After a traumatic event, the repercussions can take a toll on your personal life and your career. If this event has a long-term impact on your mental health, the resulting post-traumatic stress disorder (PTSD) can make it difficult to work. Is it possible to receive disability benefits for PTSD?
What is PTSD?
PTSD occurs for some people after they experience or witness a traumatic event. Their mental health suffers in many ways, including:
- Re-experiencing the event through flashbacks, dreams or intrusive thoughts
- Avoiding reminders of the traumatic event
- Changes to mood, including emotional numbness, hopelessness or loss of interest in activities
- Difficulty maintaining relationships
- Increased reactivity, including startle responses or irritability
These symptoms can become more intense depending on a patient’s stress levels or experiences.
When does PTSD qualify for disability benefits?
In order to qualify for disability benefits, a patient’s PTSD must result in a limitation of their ability to process information, interact with other people, maintain their concentration or take care of themselves. Alternatively, PTSD sufferers can show that their PTSD is a “serious and persistent” condition, requiring significant support and resulting in difficulties adapting to changes in your daily life for at least two years.
Documenting symptoms can be key for PTSD sufferers.

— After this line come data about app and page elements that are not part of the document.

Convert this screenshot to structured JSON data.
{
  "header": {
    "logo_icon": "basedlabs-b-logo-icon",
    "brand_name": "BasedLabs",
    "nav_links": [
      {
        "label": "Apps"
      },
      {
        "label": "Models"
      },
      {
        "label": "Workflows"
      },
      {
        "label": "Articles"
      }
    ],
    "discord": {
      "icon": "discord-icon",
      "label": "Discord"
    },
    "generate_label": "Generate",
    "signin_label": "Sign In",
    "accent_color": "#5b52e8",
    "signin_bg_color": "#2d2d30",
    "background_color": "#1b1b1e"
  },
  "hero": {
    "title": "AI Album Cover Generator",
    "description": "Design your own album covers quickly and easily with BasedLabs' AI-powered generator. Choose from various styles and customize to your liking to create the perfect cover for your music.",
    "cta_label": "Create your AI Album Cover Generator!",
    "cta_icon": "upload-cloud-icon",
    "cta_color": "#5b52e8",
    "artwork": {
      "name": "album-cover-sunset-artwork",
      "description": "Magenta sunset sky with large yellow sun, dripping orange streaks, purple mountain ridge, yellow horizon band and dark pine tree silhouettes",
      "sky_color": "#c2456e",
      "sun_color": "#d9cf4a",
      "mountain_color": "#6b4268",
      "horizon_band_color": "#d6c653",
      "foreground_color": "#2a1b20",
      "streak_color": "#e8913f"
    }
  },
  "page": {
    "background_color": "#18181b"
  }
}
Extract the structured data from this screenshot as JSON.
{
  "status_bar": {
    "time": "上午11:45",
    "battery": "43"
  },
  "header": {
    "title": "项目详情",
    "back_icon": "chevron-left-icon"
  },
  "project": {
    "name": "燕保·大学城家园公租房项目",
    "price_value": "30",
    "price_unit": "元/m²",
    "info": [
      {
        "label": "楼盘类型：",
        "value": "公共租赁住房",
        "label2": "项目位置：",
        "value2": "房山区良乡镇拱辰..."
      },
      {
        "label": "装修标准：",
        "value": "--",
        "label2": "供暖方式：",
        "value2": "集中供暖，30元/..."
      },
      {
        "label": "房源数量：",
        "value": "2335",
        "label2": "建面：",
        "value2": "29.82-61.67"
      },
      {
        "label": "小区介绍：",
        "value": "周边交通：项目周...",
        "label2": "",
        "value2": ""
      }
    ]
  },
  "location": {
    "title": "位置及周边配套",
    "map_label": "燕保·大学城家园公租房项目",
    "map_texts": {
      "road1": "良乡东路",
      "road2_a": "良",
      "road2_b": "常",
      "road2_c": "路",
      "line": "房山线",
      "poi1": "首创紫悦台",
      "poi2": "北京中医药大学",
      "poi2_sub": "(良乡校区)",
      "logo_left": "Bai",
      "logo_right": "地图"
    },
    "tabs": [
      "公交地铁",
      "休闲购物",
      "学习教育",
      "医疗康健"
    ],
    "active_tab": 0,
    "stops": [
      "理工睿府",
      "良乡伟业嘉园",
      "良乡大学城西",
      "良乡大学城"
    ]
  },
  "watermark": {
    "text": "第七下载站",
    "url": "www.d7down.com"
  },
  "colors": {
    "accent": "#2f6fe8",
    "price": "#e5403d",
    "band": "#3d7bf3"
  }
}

Keeping a detailed record of PTSD symptoms and treatment is often the best way to show the Social Security Administration that this condition impairs a patient’s ability to work. Thorough documentation can include:
- Records of treatments, including notes from therapy sessions
- A statement from the physician treating your PTSD
- Written statements from family, friends and coworkers about the impact that PTSD has on your ability to work
In addition, you may want to speak to an experienced attorney about your application. They can help you collect documentation that will give your application for disability benefits the best chance for success.